Someone who felt the need for a meditation practice recently got in touch with One Mindful Breath and, after taking part in a Monday evening online meditation session, said ‘I’ve had a look through your website and its great. Just what I’m looking for. So good I went through it all again looking for the catch. There has to be a catch, I thought. But I couldn’t find it. So where is the catch?’
I came to meditation hoping it might ease my nagging sense of unsatisfactoriness. I did initially experience a few moments of ease. However, as I continued to practice, the difficulties remained and often most visibly during meditation. As a result, I mistakenly lost faith in the practice and sought relief through other means.
This study course has been built around recordings of talks given by Stephen Batchelor at Gaia House, Devon, and Barre Center for Buddhist Studies in the USA. Starting on 28 Feb and ending on 26 Sept 2018, each study session will take place during the One Mindful Breath session on the fourth Wednesday of the month.
We’re all born equipped with the evolutionary factors of greed, hatred and delusion, which have helped us survive and thrive as a species – but they’re counterproductive now. That’s not the end of the list of evolutionary factors that once helped us, but now hinder us. Another is our craving for certitude, writes Winton Higgins.
The tide of xenophobia, misogyny, prejudice and callousness towards ‘the Other’ is rising. This is the politics of indecency, so how do we create a sea wall that will turn it back? How do we respond forcefully with a politics of decency? What sort of communities and civil society do we want to build? How can we flourish as humans, living in harmony with each other and with nature, asks Winton Higgins?
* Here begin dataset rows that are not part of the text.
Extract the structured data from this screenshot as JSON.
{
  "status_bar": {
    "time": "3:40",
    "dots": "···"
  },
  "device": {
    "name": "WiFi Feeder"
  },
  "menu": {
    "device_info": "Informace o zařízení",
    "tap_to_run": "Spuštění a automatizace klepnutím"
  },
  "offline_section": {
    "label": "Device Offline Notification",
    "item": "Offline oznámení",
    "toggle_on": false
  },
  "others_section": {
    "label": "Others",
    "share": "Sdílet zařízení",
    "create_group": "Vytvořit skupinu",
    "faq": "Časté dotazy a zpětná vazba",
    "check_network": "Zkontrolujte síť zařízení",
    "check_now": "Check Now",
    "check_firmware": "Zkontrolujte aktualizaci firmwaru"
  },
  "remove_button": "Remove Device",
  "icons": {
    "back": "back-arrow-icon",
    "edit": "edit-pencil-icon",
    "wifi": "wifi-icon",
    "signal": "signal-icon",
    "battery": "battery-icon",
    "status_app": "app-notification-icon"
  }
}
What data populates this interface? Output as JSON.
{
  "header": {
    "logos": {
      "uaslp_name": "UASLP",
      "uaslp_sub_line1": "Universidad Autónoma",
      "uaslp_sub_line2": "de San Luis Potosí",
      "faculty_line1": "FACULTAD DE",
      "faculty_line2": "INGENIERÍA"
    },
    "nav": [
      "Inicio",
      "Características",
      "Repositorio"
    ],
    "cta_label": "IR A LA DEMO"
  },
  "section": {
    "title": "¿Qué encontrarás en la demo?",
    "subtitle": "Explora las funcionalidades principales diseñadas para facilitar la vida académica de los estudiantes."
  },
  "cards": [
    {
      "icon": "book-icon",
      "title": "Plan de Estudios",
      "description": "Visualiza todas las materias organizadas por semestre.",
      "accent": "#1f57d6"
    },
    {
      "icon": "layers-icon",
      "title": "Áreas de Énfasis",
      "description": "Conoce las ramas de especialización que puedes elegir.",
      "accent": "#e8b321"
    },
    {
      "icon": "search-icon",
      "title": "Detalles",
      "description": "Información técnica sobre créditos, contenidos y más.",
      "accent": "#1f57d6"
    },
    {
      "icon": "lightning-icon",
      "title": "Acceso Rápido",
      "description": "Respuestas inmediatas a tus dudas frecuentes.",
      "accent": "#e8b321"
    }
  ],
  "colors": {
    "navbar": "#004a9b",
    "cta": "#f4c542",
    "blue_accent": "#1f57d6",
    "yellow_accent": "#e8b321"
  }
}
In March 2017, Tim Clark presented his clear and elegant model of mindfulness – Wake Up First, You Make Better Choices. He was engaging: charming, humorous and wise. Tim earned a round of applause (rare in our group), and we have invited him back to lead his mindfulness seminar, writes Derek LeDayn.
Australian secular Buddhist teacher Winton Higgins will be in Wellington from 23–30 April, 2017. On Wednesday 26 April, he will give a talk to One Mindful Breath at the Friends Centre in Moncrieff St, Mt Victoria, and he will also lead an all-day secular Buddhist workshop on Saturday 29 April at the Home of Compassion in Island Bay.